Florida may not be known for its fertile soil, but it sure it good at growing a few things. Namely, theme parks, discontent, and crazy sons of bitches like religious advocate and anti-video game crusader Jack Thompson (pictured here holding what looks like a fun game). Thompson has long been an insignificant tick on the back of the money-bloated monsters behind the Grand Theft Auto games, and he recently wrote a letter to the mother of Strauss Zelnick, chairman of Take-Two Interactive, GTA's publisher. In the letter, he spouts off a few Bible quotes (always classy), compares himself to John the Baptist (though admittedly less headless), and blames recent cop killings in Alabama on Grand Theft Auto IV. Apparently Mr. Thompson is unaware that cop killings occurred long before the advent of video games, as the police often place themselves in dangerous situations involving criminals with guns. But that kind of logic won't stop Thompson, who goes on to describe GTA as a murder simulator. While it's true that casual murder is quite enjoyable in any GTA game, I'd hasten to add that it can also be appreciated as a driving simulator, a swimming simulator, a prostitution simulator, and a blowing up helicopters with a rocket launcher simulator--only a few of which have occurred in reality since the launch of GTA IV last week. And if Mr. Zelnick's mother is reading this, please tell your son to release a patch so I can finally play my copy of his sinful simulator without paralyzing my Xbox 360 every five minutes. More details here.
UPDATE: Turns out this guy was really fired more for being a terrible substitute than a suspected sorceror. He's also kind of a dick.
I once had a sub in third grade who threw a pair of scissors at a kid's head, and she still kept her job. But, of course, I didn't grow up in the increasingly insane state of Florida, where substitute teacher Jim Piculas has been fired for wizardry. Turns out Piculas liked to entertain his classes with a little disappearing toothpick trick (I know the one he does, and it's a fairly impressive use of tape) from time to time. Instead of groaning ironically like any typical youngster, one of them must have taken this as proof that Piculas is a servant of the lords of darkness, since a supervisor at Rushe Middle School in Land 'O Lakes, Florida (I didn't make that up) canned him due to complaints about his sorcery. Now the school district is claiming some nonsense about Piculas not following lesson plans, but since when does a substitute have to follow a lesson plan? More details here.
- ► 2010 (189)
- ► 2009 (394)
- No Girls Allowed In the Priesthood
- Nature's Terrifying Truths: Froggy Wolverine
- Alien Gone Wild
- Wi-Fi Allergy
- EU Woo-woo Crackdown
- Oort Cloud, Be Proud!
- Holy Fucking Christ!
- Bill Clinton Uncovers Cover-up

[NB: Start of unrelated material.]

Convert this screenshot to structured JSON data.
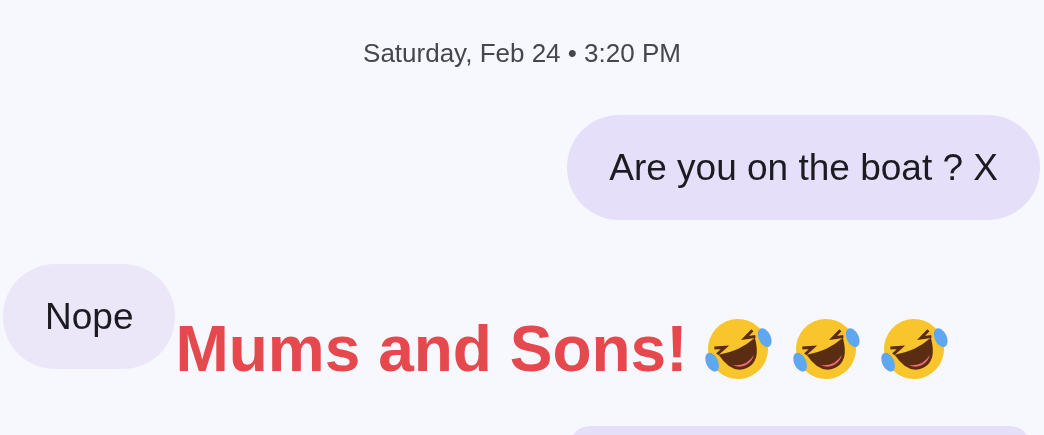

- Check Out CHUD
- Pink Raygun Roundup
- McCain Dumps Hagee
- Oprah's Toxins
- Burmese Junta Slightly Less Evil
- More Kenyan Murder
- Xbox Live: Idiots
- Google Defends Speech
- Mission to the Sun
- Gay Iranian Safe
- 16% of High School Science Teachers Are Morons
- London Culting
- Not so Deadly Spit
- To Boldly Go
- O Platypus! My Platypus!
- Thought Crime in the Netherlands
- Alex Tsakiris and the Doggy Psychics
- Attack of the Vader
- Sci-Fi Catholics
- Disappointing Disclosure
- Einstein: Atheist
- Quake Omens
- Crazies Make Up
- What is Space?
- Prayer vs. Decay
- Get Your DeBunko On
- Lest Ye Diet
- No Web for China
- Seal on Penguin
- YouTube Banned (Again)
- Jack Thompson: MILF Hunter
- Substitute Wizard
- Godless Billboard
- Measles Rises Again
- Hillary Clinton Thinks You're an Idiot
- Rise of the Apes
- Guilt by Association
- ▼ May (45)